"Rio Tinto has discussed the new United Nations Resolution 1929 ... with the governments of Namibia, the United States, the United Kingdom and Australia," Rio Tinto said in a statement. "We believe we are complying with the resolution."
"The government of Iran ... does not gain access to any nuclear technology through its investment, it has no uranium product off-take rights and all dividend payments have been frozen," said the statement, sent to Reuters by Rossing.
Council diplomats told Reuters that the latest steps clearly ban the sale of new stakes to Iran but are unclear on whether any previously held Iranian stakes in uranium mines or other nuclear-related operations should be divested.
One Security Council diplomat told Reuters on condition of anonymity that resolution 1929 appeared to apply only to new stakes, though others said that all mining firms might come under pressure from Western powers to disassociate themselves from Tehran, which is suspected of developing atomic weapons.
Iran insists its nuclear program is entirely peaceful and is intended to meet the nation's growing power needs.
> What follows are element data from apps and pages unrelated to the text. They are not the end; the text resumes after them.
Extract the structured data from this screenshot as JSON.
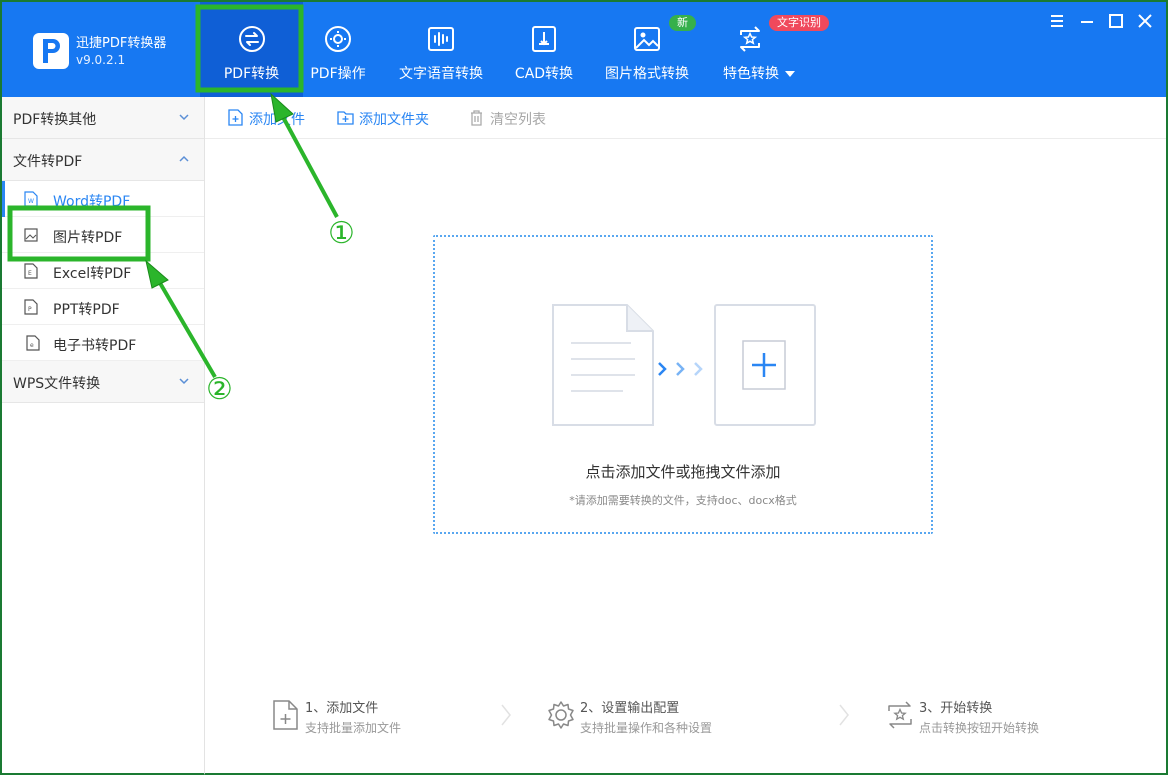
{
  "app": {
    "name": "迅捷PDF转换器",
    "version": "v9.0.2.1"
  },
  "nav": {
    "tabs": [
      {
        "label": "PDF转换",
        "icon": "convert-icon",
        "active": true
      },
      {
        "label": "PDF操作",
        "icon": "pdf-operate-icon"
      },
      {
        "label": "文字语音转换",
        "icon": "audio-wave-icon"
      },
      {
        "label": "CAD转换",
        "icon": "cad-icon"
      },
      {
        "label": "图片格式转换",
        "icon": "image-icon"
      },
      {
        "label": "特色转换",
        "icon": "special-convert-icon"
      }
    ],
    "badges": {
      "new": "新",
      "ocr": "文字识别"
    }
  },
  "sidebar": {
    "groups": [
      {
        "label": "PDF转换其他",
        "expanded": false
      },
      {
        "label": "文件转PDF",
        "expanded": true
      },
      {
        "label": "WPS文件转换",
        "expanded": false
      }
    ],
    "items": [
      {
        "label": "Word转PDF",
        "icon": "word-file-icon",
        "active": true
      },
      {
        "label": "图片转PDF",
        "icon": "image-file-icon"
      },
      {
        "label": "Excel转PDF",
        "icon": "excel-file-icon"
      },
      {
        "label": "PPT转PDF",
        "icon": "ppt-file-icon"
      },
      {
        "label": "电子书转PDF",
        "icon": "ebook-file-icon"
      }
    ]
  },
  "toolbar": {
    "add_file": "添加文件",
    "add_folder": "添加文件夹",
    "clear_list": "清空列表"
  },
  "dropzone": {
    "title": "点击添加文件或拖拽文件添加",
    "subtitle": "*请添加需要转换的文件，支持doc、docx格式"
  },
  "steps": [
    {
      "title": "1、添加文件",
      "subtitle": "支持批量添加文件",
      "icon": "add-file-icon"
    },
    {
      "title": "2、设置输出配置",
      "subtitle": "支持批量操作和各种设置",
      "icon": "settings-gear-icon"
    },
    {
      "title": "3、开始转换",
      "subtitle": "点击转换按钮开始转换",
      "icon": "start-convert-icon"
    }
  ],
  "annotations": {
    "marker1": "①",
    "marker2": "②"
  },
  "colors": {
    "header": "#1778f2",
    "accent": "#2a86f3",
    "highlight": "#2bb52b"
  }
}
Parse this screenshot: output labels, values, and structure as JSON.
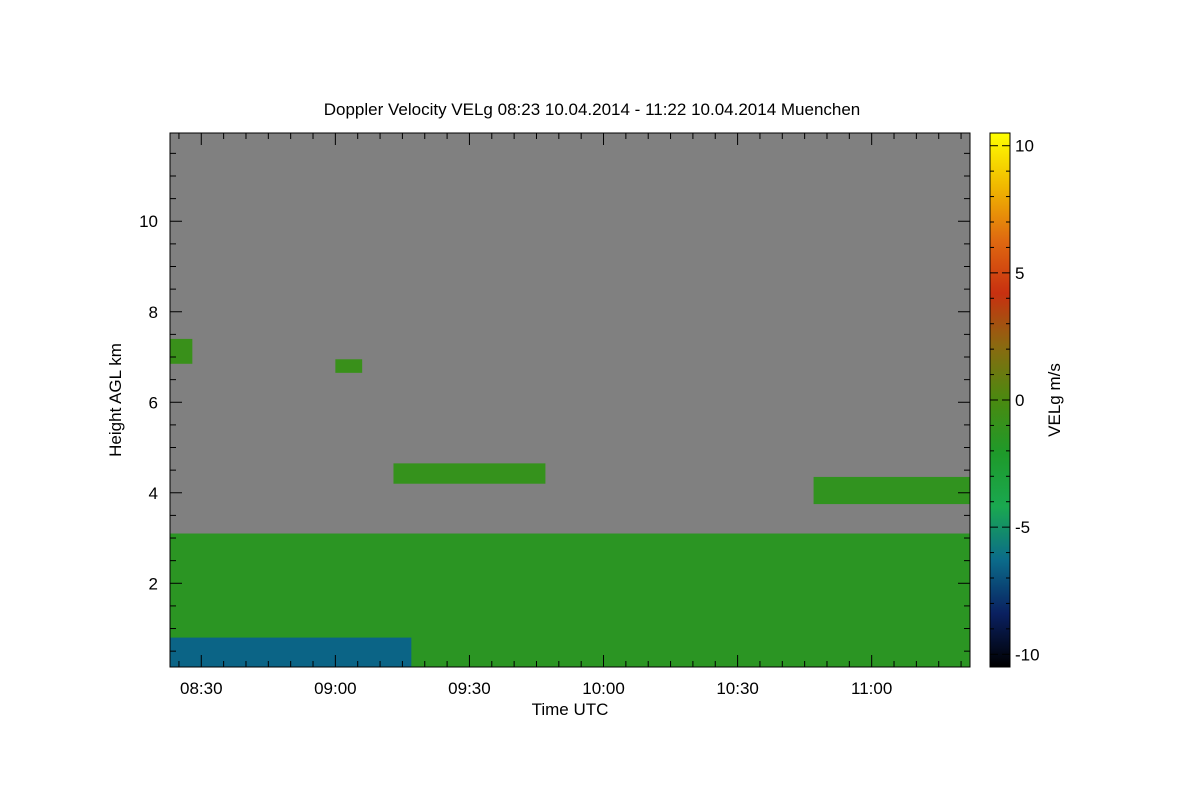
{
  "chart_data": {
    "type": "heatmap",
    "title": "Doppler Velocity VELg   08:23 10.04.2014 - 11:22 10.04.2014 Muenchen",
    "xlabel": "Time UTC",
    "ylabel": "Height AGL km",
    "xlim": [
      "08:23",
      "11:22"
    ],
    "ylim": [
      0.15,
      11.95
    ],
    "x_ticks": [
      "08:30",
      "09:00",
      "09:30",
      "10:00",
      "10:30",
      "11:00"
    ],
    "y_ticks": [
      "2",
      "4",
      "6",
      "8",
      "10"
    ],
    "colorbar": {
      "label": "VELg m/s",
      "range": [
        -10.5,
        10.5
      ],
      "ticks": [
        "10",
        "5",
        "0",
        "-5",
        "-10"
      ],
      "colors": [
        "#000000",
        "#0a2060",
        "#0b6b8a",
        "#1aa850",
        "#1e9a2a",
        "#4a8a10",
        "#8a6a10",
        "#c83010",
        "#e06a10",
        "#f0b800",
        "#ffff00"
      ]
    },
    "background_color": "#808080",
    "regions": [
      {
        "name": "boundary-layer",
        "x0": "08:23",
        "x1": "11:22",
        "y0": 0.15,
        "y1": 3.1,
        "velocity": -1.5
      },
      {
        "name": "near-surface-downdraft",
        "x0": "08:23",
        "x1": "09:17",
        "y0": 0.15,
        "y1": 0.8,
        "velocity": -6.5
      },
      {
        "name": "cloud-layer-4.4km",
        "x0": "09:13",
        "x1": "09:47",
        "y0": 4.2,
        "y1": 4.65,
        "velocity": -1.0
      },
      {
        "name": "cloud-layer-4.1km",
        "x0": "10:47",
        "x1": "11:22",
        "y0": 3.75,
        "y1": 4.35,
        "velocity": -1.2
      },
      {
        "name": "cloud-layer-7km",
        "x0": "08:23",
        "x1": "08:28",
        "y0": 6.85,
        "y1": 7.4,
        "velocity": -0.8
      },
      {
        "name": "cloud-patch-6.8km",
        "x0": "09:00",
        "x1": "09:06",
        "y0": 6.65,
        "y1": 6.95,
        "velocity": -0.8
      }
    ]
  }
}
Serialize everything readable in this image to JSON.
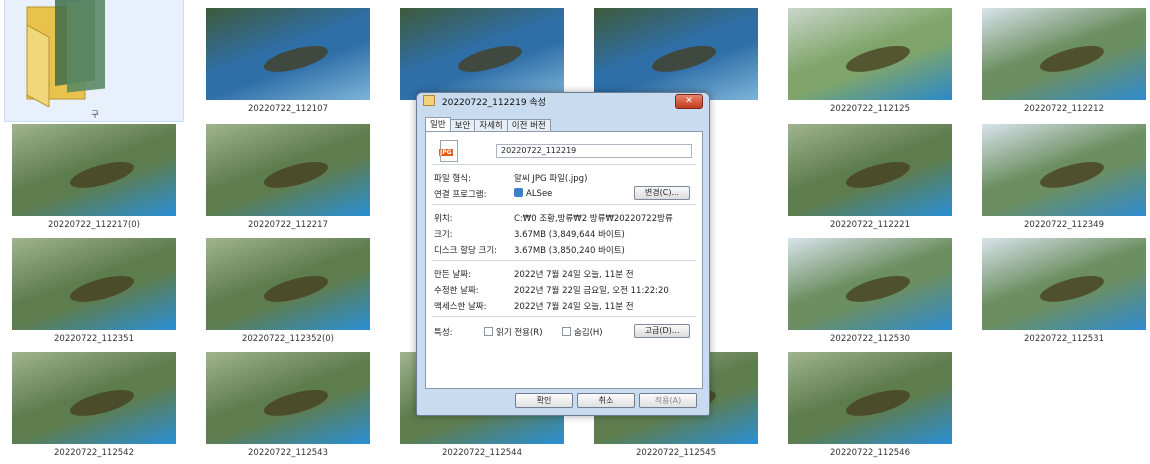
{
  "folder": {
    "label": "구"
  },
  "files": [
    {
      "name": "20220722_112107",
      "tone": "net"
    },
    {
      "name": "",
      "tone": "net"
    },
    {
      "name": "",
      "tone": "net"
    },
    {
      "name": "20220722_112125",
      "tone": "dock"
    },
    {
      "name": "20220722_112212",
      "tone": "lake"
    },
    {
      "name": "20220722_112217(0)",
      "tone": "green"
    },
    {
      "name": "20220722_112217",
      "tone": "green"
    },
    {
      "name": "20220722_112221",
      "tone": "green"
    },
    {
      "name": "20220722_112349",
      "tone": "lake"
    },
    {
      "name": "20220722_112351",
      "tone": "green"
    },
    {
      "name": "20220722_112352(0)",
      "tone": "green"
    },
    {
      "name": "20220722_112530",
      "tone": "lake"
    },
    {
      "name": "20220722_112531",
      "tone": "lake"
    },
    {
      "name": "20220722_112542",
      "tone": "green"
    },
    {
      "name": "20220722_112543",
      "tone": "green"
    },
    {
      "name": "20220722_112544",
      "tone": "green"
    },
    {
      "name": "20220722_112545",
      "tone": "green"
    },
    {
      "name": "20220722_112546",
      "tone": "green"
    }
  ],
  "dialog": {
    "title": "20220722_112219 속성",
    "close": "✕",
    "tabs": [
      "일반",
      "보안",
      "자세히",
      "이전 버전"
    ],
    "icon_label": "JPG",
    "filename": "20220722_112219",
    "rows": {
      "file_type_label": "파일 형식:",
      "file_type_value": "알씨 JPG 파일(.jpg)",
      "open_with_label": "연결 프로그램:",
      "open_with_value": "ALSee",
      "change_button": "변경(C)...",
      "location_label": "위치:",
      "location_value": "C:₩0 조황,방류₩2 방류₩20220722방류",
      "size_label": "크기:",
      "size_value": "3.67MB (3,849,644 바이트)",
      "disk_size_label": "디스크 할당 크기:",
      "disk_size_value": "3.67MB (3,850,240 바이트)",
      "created_label": "만든 날짜:",
      "created_value": "2022년 7월 24일 오늘, 11분 전",
      "modified_label": "수정한 날짜:",
      "modified_value": "2022년 7월 22일 금요일, 오전 11:22:20",
      "accessed_label": "액세스한 날짜:",
      "accessed_value": "2022년 7월 24일 오늘, 11분 전",
      "attributes_label": "특성:",
      "readonly_label": "읽기 전용(R)",
      "hidden_label": "숨김(H)",
      "advanced_button": "고급(D)..."
    },
    "ok": "확인",
    "cancel": "취소",
    "apply": "적용(A)"
  }
}
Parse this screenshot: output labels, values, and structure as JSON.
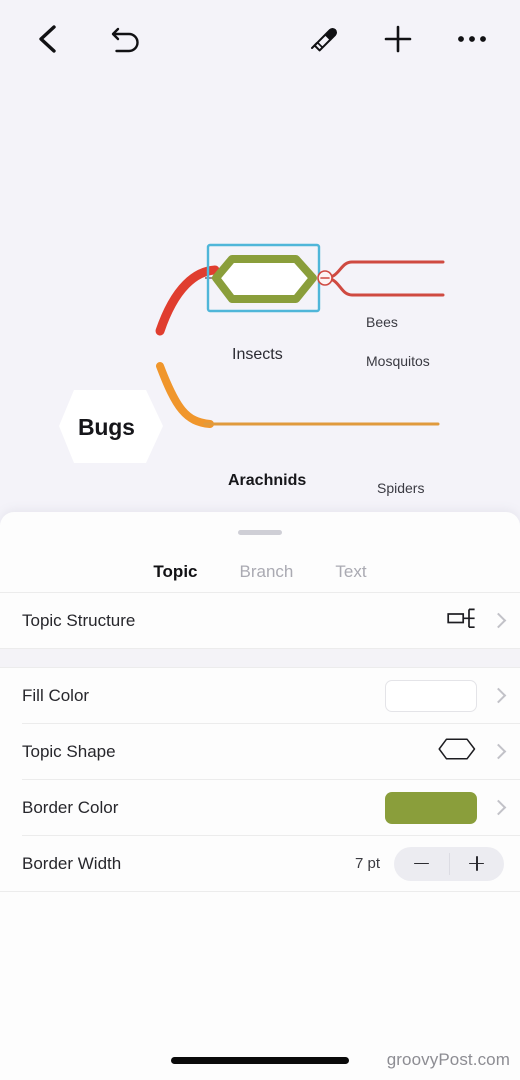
{
  "toolbar": {
    "back_label": "Back",
    "undo_label": "Undo",
    "format_painter_label": "Format Painter",
    "add_label": "Add",
    "more_label": "More"
  },
  "mindmap": {
    "root": {
      "label": "Bugs",
      "shape": "hexagon",
      "fill": "#ffffff"
    },
    "selected_node": {
      "label": "Insects",
      "shape": "hexagon",
      "border_color": "#8a9e3b",
      "selection_color": "#4fb6d9",
      "collapse_button": "minus"
    },
    "branches": [
      {
        "label": "Bees",
        "color": "#d94b41"
      },
      {
        "label": "Mosquitos",
        "color": "#d94b41"
      },
      {
        "label": "Arachnids",
        "color": "#f0962c"
      },
      {
        "label": "Spiders",
        "color": "#e09a3d"
      }
    ]
  },
  "panel": {
    "tabs": [
      {
        "label": "Topic",
        "active": true
      },
      {
        "label": "Branch",
        "active": false
      },
      {
        "label": "Text",
        "active": false
      }
    ],
    "rows": {
      "topic_structure": {
        "label": "Topic Structure",
        "icon": "topic-structure-icon"
      },
      "fill_color": {
        "label": "Fill Color",
        "value_color": "#ffffff"
      },
      "topic_shape": {
        "label": "Topic Shape",
        "icon": "hexagon-icon"
      },
      "border_color": {
        "label": "Border Color",
        "value_color": "#8a9e3b"
      },
      "border_width": {
        "label": "Border Width",
        "value": "7 pt",
        "minus_label": "Decrease",
        "plus_label": "Increase"
      }
    }
  },
  "footer": {
    "watermark": "groovyPost.com"
  }
}
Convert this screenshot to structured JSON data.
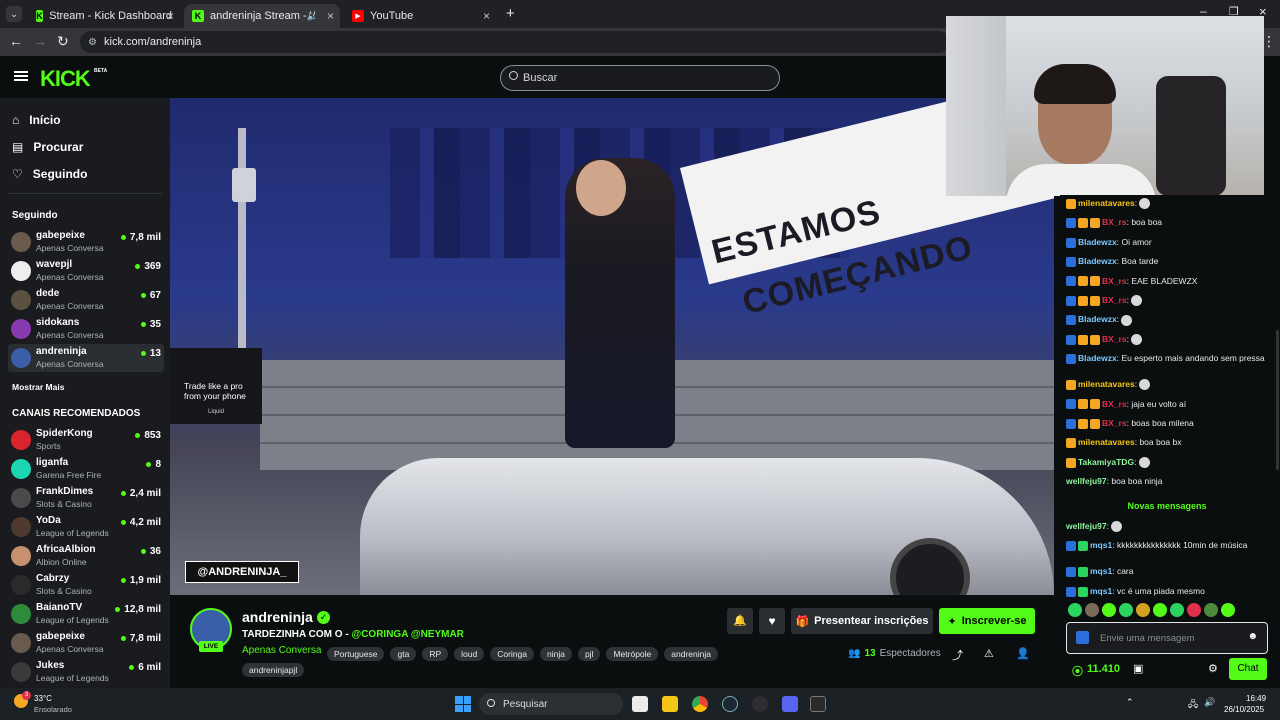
{
  "tabs": [
    {
      "title": "Stream - Kick Dashboard",
      "icon": "kick-icon"
    },
    {
      "title": "andreninja Stream - Watch",
      "icon": "kick-icon"
    },
    {
      "title": "YouTube",
      "icon": "youtube-icon"
    }
  ],
  "url": "kick.com/andreninja",
  "search_placeholder": "Buscar",
  "logo": "KICK",
  "logo_badge": "BETA",
  "nav": [
    {
      "label": "Início",
      "icon": "home-icon"
    },
    {
      "label": "Procurar",
      "icon": "browse-icon"
    },
    {
      "label": "Seguindo",
      "icon": "heart-icon"
    }
  ],
  "following_title": "Seguindo",
  "following": [
    {
      "name": "gabepeixe",
      "category": "Apenas Conversa",
      "viewers": "7,8 mil"
    },
    {
      "name": "wavepjl",
      "category": "Apenas Conversa",
      "viewers": "369"
    },
    {
      "name": "dede",
      "category": "Apenas Conversa",
      "viewers": "67"
    },
    {
      "name": "sidokans",
      "category": "Apenas Conversa",
      "viewers": "35"
    },
    {
      "name": "andreninja",
      "category": "Apenas Conversa",
      "viewers": "13"
    }
  ],
  "show_more": "Mostrar Mais",
  "recommended_title": "CANAIS RECOMENDADOS",
  "recommended": [
    {
      "name": "SpiderKong",
      "category": "Sports",
      "viewers": "853"
    },
    {
      "name": "liganfa",
      "category": "Garena Free Fire",
      "viewers": "8"
    },
    {
      "name": "FrankDimes",
      "category": "Slots & Casino",
      "viewers": "2,4 mil"
    },
    {
      "name": "YoDa",
      "category": "League of Legends",
      "viewers": "4,2 mil"
    },
    {
      "name": "AfricaAlbion",
      "category": "Albion Online",
      "viewers": "36"
    },
    {
      "name": "Cabrzy",
      "category": "Slots & Casino",
      "viewers": "1,9 mil"
    },
    {
      "name": "BaianoTV",
      "category": "League of Legends",
      "viewers": "12,8 mil"
    },
    {
      "name": "gabepeixe",
      "category": "Apenas Conversa",
      "viewers": "7,8 mil"
    },
    {
      "name": "Jukes",
      "category": "League of Legends",
      "viewers": "6 mil"
    }
  ],
  "video": {
    "overlay_text_1": "ESTAMOS",
    "overlay_text_2": "COMEÇANDO",
    "handle": "@ANDRENINJA_",
    "ad_line1": "Trade like a pro",
    "ad_line2": "from your phone",
    "ad_brand": "Liquid"
  },
  "streamer": {
    "name": "andreninja",
    "live_label": "LIVE",
    "title_prefix": "TARDEZINHA COM O - ",
    "title_mentions": "@CORINGA @NEYMAR",
    "category": "Apenas Conversa",
    "tags": [
      "Portuguese",
      "gta",
      "RP",
      "loud",
      "Coringa",
      "ninja",
      "pjl",
      "Metrópole",
      "andreninja",
      "andreninjapjl"
    ],
    "viewers": "13",
    "viewers_label": "Espectadores"
  },
  "buttons": {
    "gift": "Presentear inscrições",
    "subscribe": "Inscrever-se",
    "chat": "Chat"
  },
  "chat": {
    "messages": [
      {
        "user": "milenatavares",
        "text": "",
        "color": "#f5c518",
        "badges": [
          "#f5a623"
        ]
      },
      {
        "user": "BX_rs",
        "text": "boa boa",
        "color": "#e0304a",
        "badges": [
          "#2a6fdb",
          "#f5a623",
          "#f5a623"
        ]
      },
      {
        "user": "Bladewzx",
        "text": "Oi amor",
        "color": "#7ec9ff",
        "badges": [
          "#2a6fdb"
        ]
      },
      {
        "user": "Bladewzx",
        "text": "Boa tarde",
        "color": "#7ec9ff",
        "badges": [
          "#2a6fdb"
        ]
      },
      {
        "user": "BX_rs",
        "text": "EAE BLADEWZX",
        "color": "#e0304a",
        "badges": [
          "#2a6fdb",
          "#f5a623",
          "#f5a623"
        ]
      },
      {
        "user": "BX_rs",
        "text": "",
        "color": "#e0304a",
        "badges": [
          "#2a6fdb",
          "#f5a623",
          "#f5a623"
        ]
      },
      {
        "user": "Bladewzx",
        "text": "",
        "color": "#7ec9ff",
        "badges": [
          "#2a6fdb"
        ]
      },
      {
        "user": "BX_rs",
        "text": "",
        "color": "#e0304a",
        "badges": [
          "#2a6fdb",
          "#f5a623",
          "#f5a623"
        ]
      },
      {
        "user": "Bladewzx",
        "text": "Eu esperto mais andando sem pressa",
        "color": "#7ec9ff",
        "badges": [
          "#2a6fdb"
        ]
      },
      {
        "user": "milenatavares",
        "text": "",
        "color": "#f5c518",
        "badges": [
          "#f5a623"
        ]
      },
      {
        "user": "BX_rs",
        "text": "jaja eu volto aí",
        "color": "#e0304a",
        "badges": [
          "#2a6fdb",
          "#f5a623",
          "#f5a623"
        ]
      },
      {
        "user": "BX_rs",
        "text": "boas boa milena",
        "color": "#e0304a",
        "badges": [
          "#2a6fdb",
          "#f5a623",
          "#f5a623"
        ]
      },
      {
        "user": "milenatavares",
        "text": "boa boa bx",
        "color": "#f5c518",
        "badges": [
          "#f5a623"
        ]
      },
      {
        "user": "TakamiyaTDG",
        "text": "",
        "color": "#8ef59b",
        "badges": [
          "#f5a623"
        ]
      },
      {
        "user": "wellfeju97",
        "text": "boa boa ninja",
        "color": "#8ef59b",
        "badges": []
      }
    ],
    "new_messages_label": "Novas mensagens",
    "new_messages": [
      {
        "user": "wellfeju97",
        "text": "",
        "color": "#8ef59b",
        "badges": []
      },
      {
        "user": "mqs1",
        "text": "kkkkkkkkkkkkkkk 10min de música",
        "color": "#7ec9ff",
        "badges": [
          "#2a6fdb",
          "#2bd45f"
        ]
      },
      {
        "user": "mqs1",
        "text": "cara",
        "color": "#7ec9ff",
        "badges": [
          "#2a6fdb",
          "#2bd45f"
        ]
      },
      {
        "user": "mqs1",
        "text": "vc é uma piada mesmo",
        "color": "#7ec9ff",
        "badges": [
          "#2a6fdb",
          "#2bd45f"
        ]
      }
    ],
    "input_placeholder": "Envie uma mensagem",
    "points": "11.410"
  },
  "taskbar": {
    "weather_temp": "33°C",
    "weather_desc": "Ensolarado",
    "weather_badge": "3",
    "search_placeholder": "Pesquisar",
    "time": "16:49",
    "date": "26/10/2025"
  },
  "colors": {
    "kick_green": "#53fc18",
    "bg": "#0b0e0f",
    "sidebar": "#191b1f"
  }
}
It has been hit with four rounds of U.N. sanctions but refuses to halt uranium enrichment work as demanded by the Security Council.
United Against Nuclear Iran (UANI), a U.S.-based non-governmental group that has been putting public pressure on businesses to break off ties with Iran, sent a letter last week to Rio Tinto warning it that the firm's majority ownership of the Rossing mine "appears to be a violation of U.S. law."
The Iranian stake in Rossing is held by the Iran Foreign Investment Company, which the U.S. Treasury Department added in August to its list of Iranian companies subject to U.S. sanctions for supporting Tehran's nuclear program.
"Iranian government personnel also have access to the facility, from which they can acquire valuable technical knowledge to advance the regime's nuclear weapons program," said UANI President Mark Wallace, a former U.S. diplomat.
U.S. officials have not commented recently about the Rossing mine. Five years ago, when Reuters first revealed the existence of the Iranian ownership stake in the Namibian mine, a U.S. official said the issue was "troubling."
At that time, Rossing told Reuters that Iranian government representatives routinely attended the mine's board of directors meetings. (Editing by Eric Beech)